STORED DATA:

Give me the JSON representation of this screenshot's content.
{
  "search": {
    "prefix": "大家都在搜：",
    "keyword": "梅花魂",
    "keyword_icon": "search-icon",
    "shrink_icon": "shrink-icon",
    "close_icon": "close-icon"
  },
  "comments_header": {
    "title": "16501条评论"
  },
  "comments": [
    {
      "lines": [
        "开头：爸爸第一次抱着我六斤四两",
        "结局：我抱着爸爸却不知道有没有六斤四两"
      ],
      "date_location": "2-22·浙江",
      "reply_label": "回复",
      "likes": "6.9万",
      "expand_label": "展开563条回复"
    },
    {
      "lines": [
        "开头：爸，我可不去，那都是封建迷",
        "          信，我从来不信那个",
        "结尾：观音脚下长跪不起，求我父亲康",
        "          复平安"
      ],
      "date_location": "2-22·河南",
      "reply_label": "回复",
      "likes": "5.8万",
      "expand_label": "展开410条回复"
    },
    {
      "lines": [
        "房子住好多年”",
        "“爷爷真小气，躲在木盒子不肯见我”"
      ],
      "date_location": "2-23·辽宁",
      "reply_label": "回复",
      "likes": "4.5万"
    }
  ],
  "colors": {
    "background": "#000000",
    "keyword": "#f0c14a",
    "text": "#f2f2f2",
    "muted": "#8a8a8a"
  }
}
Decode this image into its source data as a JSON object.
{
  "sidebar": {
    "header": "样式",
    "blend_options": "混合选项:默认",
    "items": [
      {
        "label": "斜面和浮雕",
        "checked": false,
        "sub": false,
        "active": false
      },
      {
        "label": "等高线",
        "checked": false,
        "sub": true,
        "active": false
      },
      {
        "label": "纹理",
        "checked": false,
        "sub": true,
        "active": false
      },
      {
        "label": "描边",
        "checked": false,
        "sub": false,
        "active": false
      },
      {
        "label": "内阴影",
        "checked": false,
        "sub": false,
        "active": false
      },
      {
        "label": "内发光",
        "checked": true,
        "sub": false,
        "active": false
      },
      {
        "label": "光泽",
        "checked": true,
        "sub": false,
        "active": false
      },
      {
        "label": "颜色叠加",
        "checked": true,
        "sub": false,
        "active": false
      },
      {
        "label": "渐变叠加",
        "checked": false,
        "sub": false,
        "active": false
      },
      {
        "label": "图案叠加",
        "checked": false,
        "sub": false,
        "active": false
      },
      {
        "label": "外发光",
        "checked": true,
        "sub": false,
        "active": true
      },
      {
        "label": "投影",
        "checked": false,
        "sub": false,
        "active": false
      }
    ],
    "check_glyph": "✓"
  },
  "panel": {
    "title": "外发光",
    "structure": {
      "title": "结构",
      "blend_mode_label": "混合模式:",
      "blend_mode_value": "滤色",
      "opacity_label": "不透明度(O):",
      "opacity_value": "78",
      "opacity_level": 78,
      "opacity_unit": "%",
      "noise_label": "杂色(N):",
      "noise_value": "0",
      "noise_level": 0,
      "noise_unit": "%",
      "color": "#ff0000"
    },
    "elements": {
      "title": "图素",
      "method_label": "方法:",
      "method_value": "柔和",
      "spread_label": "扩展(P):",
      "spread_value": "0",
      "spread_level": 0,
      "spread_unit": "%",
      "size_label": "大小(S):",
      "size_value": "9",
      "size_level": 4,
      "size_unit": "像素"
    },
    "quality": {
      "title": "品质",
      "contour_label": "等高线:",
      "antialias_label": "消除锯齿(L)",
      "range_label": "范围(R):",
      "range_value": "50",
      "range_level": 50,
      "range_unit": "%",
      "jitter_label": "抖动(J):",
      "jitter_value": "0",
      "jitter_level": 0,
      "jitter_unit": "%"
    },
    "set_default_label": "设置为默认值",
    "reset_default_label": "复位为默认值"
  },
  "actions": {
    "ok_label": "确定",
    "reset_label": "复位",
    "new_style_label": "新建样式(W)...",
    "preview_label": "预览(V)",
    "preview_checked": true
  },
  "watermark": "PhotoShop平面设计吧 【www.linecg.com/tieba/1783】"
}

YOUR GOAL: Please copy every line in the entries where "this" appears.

ANSWER BELOW:
Give me the JSON representation of this screenshot's content.
Decode this image into its source data as a JSON object.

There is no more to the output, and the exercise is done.